The results were mixed.
Not all feelings will be mentioned because some said more than one, so the percents may not add to 100%.
The most common feeling would be worry. 55% of the people who took the survey said that they would be worried. I probably would be worried, but the option I would've picked on my survey would be "all of the above except for happy".
10% of the people said that they would be shocked.
Another 10% said that they would be in disbelief.
Five percent of people said that they would be distressed.
And somebody said "WAAAAHHH!" (This option was not in there, it was the "other" option, where you can write in the blank).
I had to put that in because it would be a common reaction to this (but not an emotion). I would probably be like that too.

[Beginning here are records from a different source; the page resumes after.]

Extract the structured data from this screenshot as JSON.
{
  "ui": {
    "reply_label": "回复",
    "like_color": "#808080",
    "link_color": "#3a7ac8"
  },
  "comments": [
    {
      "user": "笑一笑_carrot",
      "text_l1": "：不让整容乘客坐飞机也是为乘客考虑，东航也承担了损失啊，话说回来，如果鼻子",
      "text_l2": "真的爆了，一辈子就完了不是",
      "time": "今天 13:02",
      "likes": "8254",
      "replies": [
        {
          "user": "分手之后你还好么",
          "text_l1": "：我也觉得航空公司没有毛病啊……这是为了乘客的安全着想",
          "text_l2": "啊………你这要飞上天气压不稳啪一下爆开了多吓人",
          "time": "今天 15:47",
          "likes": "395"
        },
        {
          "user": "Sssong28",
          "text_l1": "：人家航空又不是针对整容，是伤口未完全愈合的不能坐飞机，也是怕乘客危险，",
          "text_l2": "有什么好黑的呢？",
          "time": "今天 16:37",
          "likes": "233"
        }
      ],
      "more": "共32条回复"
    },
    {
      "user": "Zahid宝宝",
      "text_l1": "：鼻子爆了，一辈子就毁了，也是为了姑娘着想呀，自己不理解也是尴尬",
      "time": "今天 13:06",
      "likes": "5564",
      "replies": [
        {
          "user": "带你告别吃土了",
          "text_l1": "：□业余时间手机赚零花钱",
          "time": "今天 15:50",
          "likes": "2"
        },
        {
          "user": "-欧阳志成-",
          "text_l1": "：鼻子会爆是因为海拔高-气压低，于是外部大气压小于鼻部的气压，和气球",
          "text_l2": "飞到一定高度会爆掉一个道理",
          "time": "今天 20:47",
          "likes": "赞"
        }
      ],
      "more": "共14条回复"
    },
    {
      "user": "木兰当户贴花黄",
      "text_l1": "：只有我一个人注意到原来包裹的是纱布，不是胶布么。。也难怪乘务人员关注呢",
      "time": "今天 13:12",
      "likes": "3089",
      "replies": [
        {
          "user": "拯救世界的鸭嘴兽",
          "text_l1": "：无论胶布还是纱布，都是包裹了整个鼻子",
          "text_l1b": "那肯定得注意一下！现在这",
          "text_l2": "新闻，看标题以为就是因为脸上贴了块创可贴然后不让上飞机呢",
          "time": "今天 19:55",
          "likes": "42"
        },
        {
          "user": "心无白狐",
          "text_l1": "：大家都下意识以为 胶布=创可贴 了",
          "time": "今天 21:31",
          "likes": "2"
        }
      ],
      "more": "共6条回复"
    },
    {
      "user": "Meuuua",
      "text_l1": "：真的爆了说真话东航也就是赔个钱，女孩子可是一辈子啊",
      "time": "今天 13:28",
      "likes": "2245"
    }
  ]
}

Effects on parents
The most common feeling for a parent to feel if their child gets diagnosed with cancer is devastation. Anger, guilt, fear, denial, and sadness are also common feelings. It may be hard for the parent to process the diagnosis, and they will need to prepare for the impact that childhood cancer has on the family.
After a while, the parent will most likely help and support the child and the family throughout the process of the cancer and the treatments, and help them cope with their disease. A parent who seems under control and shows love will be the most supportive to the family.
Kids with cancer usually appreciate their parents more. The last words of a kid dying from cancer was about loving his parents.
"The boy, who had drug problems and had been alienated from his parents, took his mother's hand and told her: `You know, I never used to like you. But now I love you,’" says the New York Times.
A parent may feel many different emotions at many different times when a child has cancer, and that is totally okay. One day, a parent might be able to control their emotions, while other days they can't. "There is no right or wrong way to feel," says the Cancer Council Victoria.
Effects on siblings
Seeing a sibling in the hospital in pain can cause the siblings of the cancer patient to get scared. They could feel like they lost the special relationship between them and the sibling who has cancer. Feeling alone is also a common feeling.
Attention and jealousy
Because of all the attention that the child with cancer is getting, siblings may feel jealous and angry. They also may think that they are the cause of the child's cancer, which makes them feel guilty.